Every line below must be given again exactly.

[Website and app data records]
....
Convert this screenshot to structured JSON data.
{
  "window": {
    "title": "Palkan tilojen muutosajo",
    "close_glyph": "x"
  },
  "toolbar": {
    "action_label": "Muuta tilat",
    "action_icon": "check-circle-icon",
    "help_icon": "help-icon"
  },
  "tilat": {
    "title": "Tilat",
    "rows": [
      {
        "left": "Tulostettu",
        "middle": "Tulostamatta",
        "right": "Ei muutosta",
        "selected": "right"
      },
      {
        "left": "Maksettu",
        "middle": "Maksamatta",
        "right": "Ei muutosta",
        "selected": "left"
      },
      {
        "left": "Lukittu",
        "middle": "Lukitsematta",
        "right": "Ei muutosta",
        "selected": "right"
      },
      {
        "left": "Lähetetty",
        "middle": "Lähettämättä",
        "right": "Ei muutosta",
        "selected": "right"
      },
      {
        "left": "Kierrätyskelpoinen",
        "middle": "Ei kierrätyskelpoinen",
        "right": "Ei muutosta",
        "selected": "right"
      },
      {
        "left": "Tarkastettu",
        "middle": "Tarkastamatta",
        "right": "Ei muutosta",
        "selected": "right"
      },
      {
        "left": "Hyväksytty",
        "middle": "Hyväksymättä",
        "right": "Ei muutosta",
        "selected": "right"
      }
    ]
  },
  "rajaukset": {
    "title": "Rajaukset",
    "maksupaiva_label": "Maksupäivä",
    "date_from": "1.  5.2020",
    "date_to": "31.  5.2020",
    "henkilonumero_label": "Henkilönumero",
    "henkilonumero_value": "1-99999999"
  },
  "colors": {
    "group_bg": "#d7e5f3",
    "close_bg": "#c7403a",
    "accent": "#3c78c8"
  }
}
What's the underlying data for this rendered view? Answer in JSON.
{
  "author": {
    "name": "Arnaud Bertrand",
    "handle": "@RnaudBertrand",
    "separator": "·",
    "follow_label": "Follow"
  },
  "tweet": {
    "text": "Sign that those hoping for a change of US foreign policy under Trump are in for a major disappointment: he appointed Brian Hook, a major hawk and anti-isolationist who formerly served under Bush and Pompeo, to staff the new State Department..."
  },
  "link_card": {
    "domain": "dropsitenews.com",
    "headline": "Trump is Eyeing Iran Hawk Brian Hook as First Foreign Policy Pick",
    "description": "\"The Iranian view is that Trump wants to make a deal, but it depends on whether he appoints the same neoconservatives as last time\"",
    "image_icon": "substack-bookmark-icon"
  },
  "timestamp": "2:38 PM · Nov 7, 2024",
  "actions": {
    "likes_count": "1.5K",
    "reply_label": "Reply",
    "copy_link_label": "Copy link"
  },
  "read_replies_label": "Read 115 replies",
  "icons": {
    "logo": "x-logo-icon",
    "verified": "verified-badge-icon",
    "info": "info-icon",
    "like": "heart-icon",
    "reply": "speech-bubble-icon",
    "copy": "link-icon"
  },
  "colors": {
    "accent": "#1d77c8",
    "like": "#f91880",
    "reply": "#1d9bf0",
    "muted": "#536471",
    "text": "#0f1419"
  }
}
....
RESPONSE AREA →
Convert this screenshot to structured JSON data.
{
  "window": {
    "title": "Palkan tilojen muutosajo",
    "close_glyph": "x"
  },
  "toolbar": {
    "action_label": "Muuta tilat",
    "action_icon": "check-circle-icon",
    "help_icon": "help-icon"
  },
  "tilat": {
    "title": "Tilat",
    "rows": [
      {
        "left": "Tulostettu",
        "middle": "Tulostamatta",
        "right": "Ei muutosta",
        "selected": "right"
      },
      {
        "left": "Maksettu",
        "middle": "Maksamatta",
        "right": "Ei muutosta",
        "selected": "left"
      },
      {
        "left": "Lukittu",
        "middle": "Lukitsematta",
        "right": "Ei muutosta",
        "selected": "right"
      },
      {
        "left": "Lähetetty",
        "middle": "Lähettämättä",
        "right": "Ei muutosta",
        "selected": "right"
      },
      {
        "left": "Kierrätyskelpoinen",
        "middle": "Ei kierrätyskelpoinen",
        "right": "Ei muutosta",
        "selected": "right"
      },
      {
        "left": "Tarkastettu",
        "middle": "Tarkastamatta",
        "right": "Ei muutosta",
        "selected": "right"
      },
      {
        "left": "Hyväksytty",
        "middle": "Hyväksymättä",
        "right": "Ei muutosta",
        "selected": "right"
      }
    ]
  },
  "rajaukset": {
    "title": "Rajaukset",
    "maksupaiva_label": "Maksupäivä",
    "date_from": "1.  5.2020",
    "date_to": "31.  5.2020",
    "henkilonumero_label": "Henkilönumero",
    "henkilonumero_value": "1-99999999"
  },
  "colors": {
    "group_bg": "#d7e5f3",
    "close_bg": "#c7403a",
    "accent": "#3c78c8"
  }
}
What's the underlying data for this rendered view? Answer in JSON.
{
  "author": {
    "name": "Arnaud Bertrand",
    "handle": "@RnaudBertrand",
    "separator": "·",
    "follow_label": "Follow"
  },
  "tweet": {
    "text": "Sign that those hoping for a change of US foreign policy under Trump are in for a major disappointment: he appointed Brian Hook, a major hawk and anti-isolationist who formerly served under Bush and Pompeo, to staff the new State Department..."
  },
  "link_card": {
    "domain": "dropsitenews.com",
    "headline": "Trump is Eyeing Iran Hawk Brian Hook as First Foreign Policy Pick",
    "description": "\"The Iranian view is that Trump wants to make a deal, but it depends on whether he appoints the same neoconservatives as last time\"",
    "image_icon": "substack-bookmark-icon"
  },
  "timestamp": "2:38 PM · Nov 7, 2024",
  "actions": {
    "likes_count": "1.5K",
    "reply_label": "Reply",
    "copy_link_label": "Copy link"
  },
  "read_replies_label": "Read 115 replies",
  "icons": {
    "logo": "x-logo-icon",
    "verified": "verified-badge-icon",
    "info": "info-icon",
    "like": "heart-icon",
    "reply": "speech-bubble-icon",
    "copy": "link-icon"
  },
  "colors": {
    "accent": "#1d77c8",
    "like": "#f91880",
    "reply": "#1d9bf0",
    "muted": "#536471",
    "text": "#0f1419"
  }
}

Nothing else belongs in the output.